Dr. Ralph Stanley has been playing bluegrass for over 66 years, and he continued to do that on Wednesday night when he came through Austin with his Clinch Mountain Boys. Local bluegrass imbibers Whiskey Shivers opened the show. Review by Neil Ferguson. Photography by Arthur VanRooy.
I may not be a religious man, but on Wednesday night I was baptized in the bluegrass of the devout Dr. Ralph Stanley, as he and his Clinch Mountain Boys graced Austin. Taking the stage shortly after 8, the good doctor politely notified the audience that he had a mean case of laryngitis, and proceeded to sing a haunting acapella version of “O Death.” Despite his raspy vocals, the 85-year-old bluegrass legend sang well, and approval was evident by the thunderous applause of the crowd.
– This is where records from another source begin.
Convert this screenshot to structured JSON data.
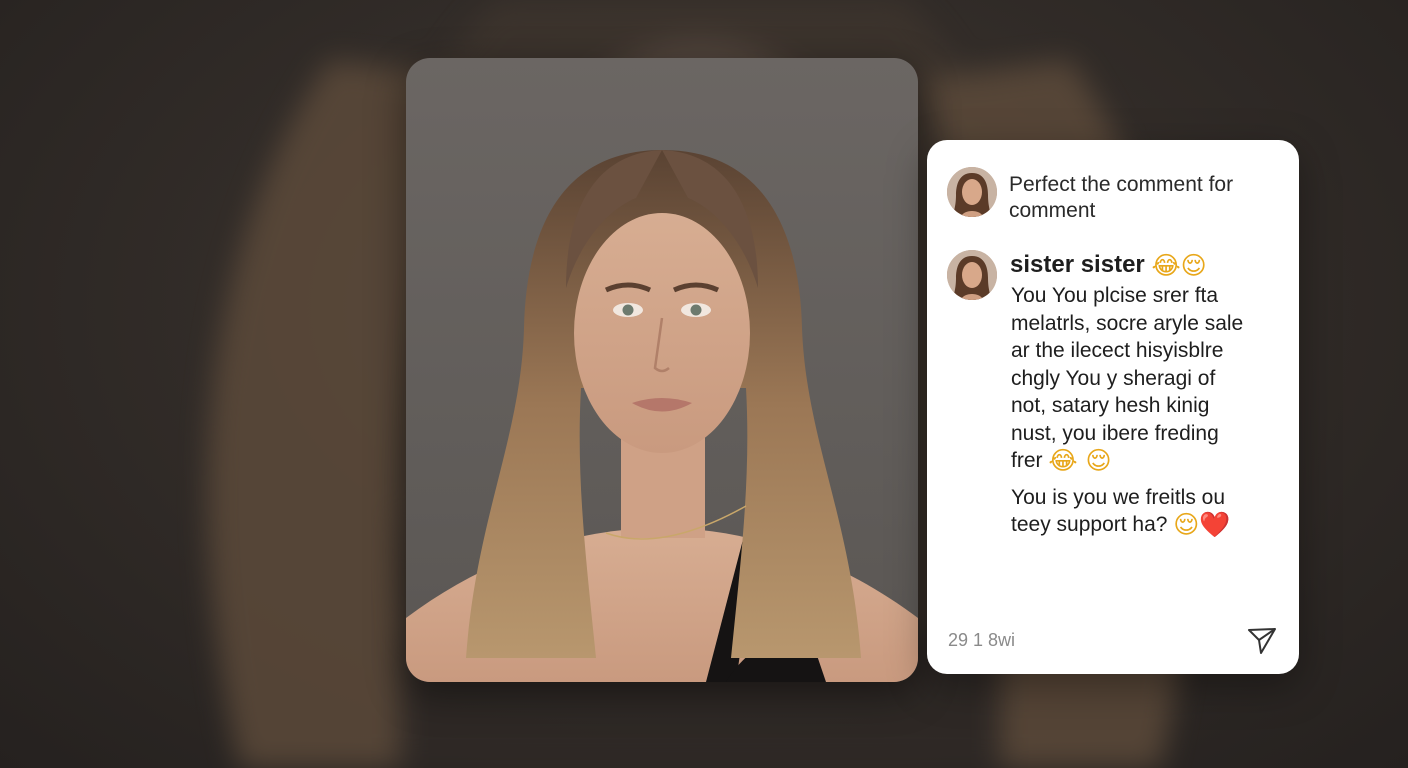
{
  "post": {
    "image": "portrait-photo"
  },
  "comments": {
    "prompt_text": "Perfect the comment for comment",
    "username": "sister sister",
    "username_emojis": "😂😌",
    "body_lines": [
      "You You plcise srer fta",
      "melatrls, socre aryle sale",
      "ar the ilecect hisyisblre",
      "chgly You y sheragi of",
      "not, satary hesh kinig",
      "nust, you ibere freding"
    ],
    "body_last_line_text": "frer",
    "body_last_line_emojis": "😂 😌",
    "second_line_1": "You is you we freitls ou",
    "second_line_2_text": "teey support ha?",
    "second_line_2_emoji": "😌",
    "second_line_2_heart": "❤️",
    "timestamp": "29 1 8wi",
    "send_icon": "send-icon",
    "avatar_icon": "avatar"
  },
  "colors": {
    "background": "#2b2725",
    "card": "#ffffff",
    "text": "#1e1e1e",
    "muted": "#8a8a8a"
  }
}
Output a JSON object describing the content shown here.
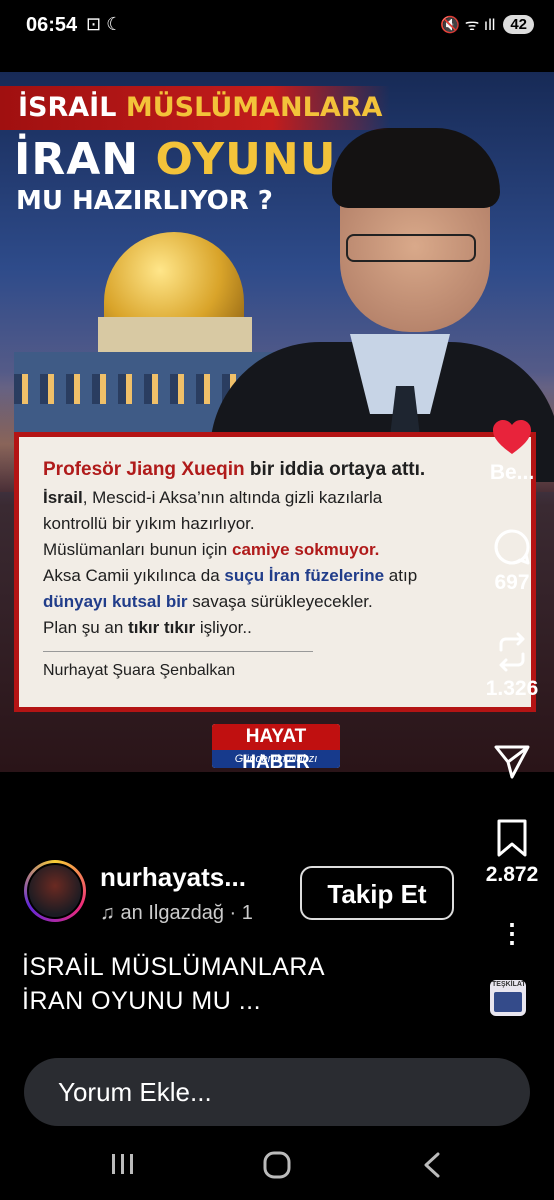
{
  "status": {
    "time": "06:54",
    "left_icons": "⊡ ☾",
    "right_icons": "🔇 ᯤ ıll",
    "battery": "42"
  },
  "post": {
    "headline": {
      "line1_white": "İSRAİL",
      "line1_gold": "MÜSLÜMANLARA",
      "line2_white": "İRAN",
      "line2_gold": "OYUNU",
      "line3": "MU HAZIRLIYOR ?"
    },
    "quote": {
      "l1_a": "Profesör Jiang Xueqin",
      "l1_b": " bir iddia ortaya attı.",
      "l2_a": "İsrail",
      "l2_b": ", Mescid-i Aksa’nın altında gizli kazılarla",
      "l3": "kontrollü bir yıkım hazırlıyor.",
      "l4_a": "Müslümanları bunun için ",
      "l4_b": "camiye sokmuyor.",
      "l5_a": "Aksa Camii yıkılınca da ",
      "l5_b": "suçu İran füzelerine",
      "l5_c": " atıp",
      "l6_a": "dünyayı kutsal bir",
      "l6_b": " savaşa sürükleyecekler.",
      "l7_a": "Plan şu an ",
      "l7_b": "tıkır tıkır",
      "l7_c": " işliyor..",
      "author": "Nurhayat Şuara Şenbalkan"
    },
    "logo": {
      "title": "HAYAT HABER",
      "subtitle": "Gündemin Nabzı"
    }
  },
  "actions": {
    "like_label": "Be...",
    "comment_count": "697",
    "repost_count": "1.326",
    "share_label": "",
    "save_count": "2.872"
  },
  "profile": {
    "username": "nurhayats...",
    "music": "♫ an Ilgazdağ · 1",
    "follow_label": "Takip Et"
  },
  "caption": {
    "line1": "İSRAİL MÜSLÜMANLARA",
    "line2": "İRAN OYUNU MU ..."
  },
  "thumb": {
    "text": "TEŞKİLAT"
  },
  "comment_box": {
    "placeholder": "Yorum Ekle..."
  },
  "colors": {
    "accent_red": "#b41414",
    "gold": "#f3c33a",
    "like_red": "#e8233b"
  }
}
From that point on Stanley held a stoic position in the center of the stage, relinquishing the pickin’ duties to the current lineup of the Clinch Mountain Boys, understandable considering his age and health.
Almost as astonishing as the doctor’s age is his grandson, Nathan Stanley. Dressed to the nine’s in shimmering rhinestones, this 19 year old whippersnapper has no problem leading the charge as bandleader and playing a mean guitar. On the couple of songs where Ralph Stanley played the banjo, young Nathan calmly assisted his grandpa in nailing down the notes.
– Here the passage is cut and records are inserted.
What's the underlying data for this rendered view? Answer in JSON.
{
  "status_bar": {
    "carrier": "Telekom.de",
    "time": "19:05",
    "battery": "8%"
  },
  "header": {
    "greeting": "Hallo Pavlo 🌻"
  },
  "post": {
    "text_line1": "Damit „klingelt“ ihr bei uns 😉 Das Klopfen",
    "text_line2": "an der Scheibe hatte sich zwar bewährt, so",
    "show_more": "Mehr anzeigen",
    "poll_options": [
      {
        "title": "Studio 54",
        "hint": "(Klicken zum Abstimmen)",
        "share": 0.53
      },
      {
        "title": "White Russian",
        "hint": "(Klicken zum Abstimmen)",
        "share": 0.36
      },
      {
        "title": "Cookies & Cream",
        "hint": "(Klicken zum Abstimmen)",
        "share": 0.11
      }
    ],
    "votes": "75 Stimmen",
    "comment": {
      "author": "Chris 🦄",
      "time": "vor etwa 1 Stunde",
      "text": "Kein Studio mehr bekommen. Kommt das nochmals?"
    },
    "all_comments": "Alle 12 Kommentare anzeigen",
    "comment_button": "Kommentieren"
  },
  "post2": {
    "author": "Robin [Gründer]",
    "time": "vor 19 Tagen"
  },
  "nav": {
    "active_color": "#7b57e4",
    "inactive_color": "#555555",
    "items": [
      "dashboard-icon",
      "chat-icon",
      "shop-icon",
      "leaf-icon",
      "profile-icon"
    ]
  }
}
Images of sitting in a pew came to mind as the band cheerfully told the audience how much they love playing gospel music before launching in to the mountain hymn, “White Dove.” Spirits stayed lifted with the fiddle-driven bluegrass classic “Orange Blossom Special,” a fast number that had the crowd doing jigs to the music.
With black suit and greased back hair, grandson Nathan took on a Johnny Cash-like aura as he sang the eerily beautiful “Long Black Veil,” an almost Southern gothic tune that, when sung right, sends chills up your spine and brings tears to your eyes.
Age and health aside, Ralph Stanley was in good spirits, playing a classy host and taking requests from the audience. The band warmly accepted the requests, pickin’ through traditional bluegrass tunes like “In The Pines” and “Mountain Dew.” After a little over an hour Ralph Stanley and his Clinch Mountain Boys closed out the evening with the popular “Man of Constant Sorrow” (well known from the soundtrack of O’ Brother Where Art Thou).
Maybe he was channeling the lord himself, because the good Dr. Ralph Stanley appeared to get a sudden burst of energy as he picked up his banjo and humorously hinted at tossing it to the crowd like a true rock star. Regardless of religious choice, it was hard to leave Emo’s without feeling blessed to have seen one of the great figures in American music history. -Neil Ferguson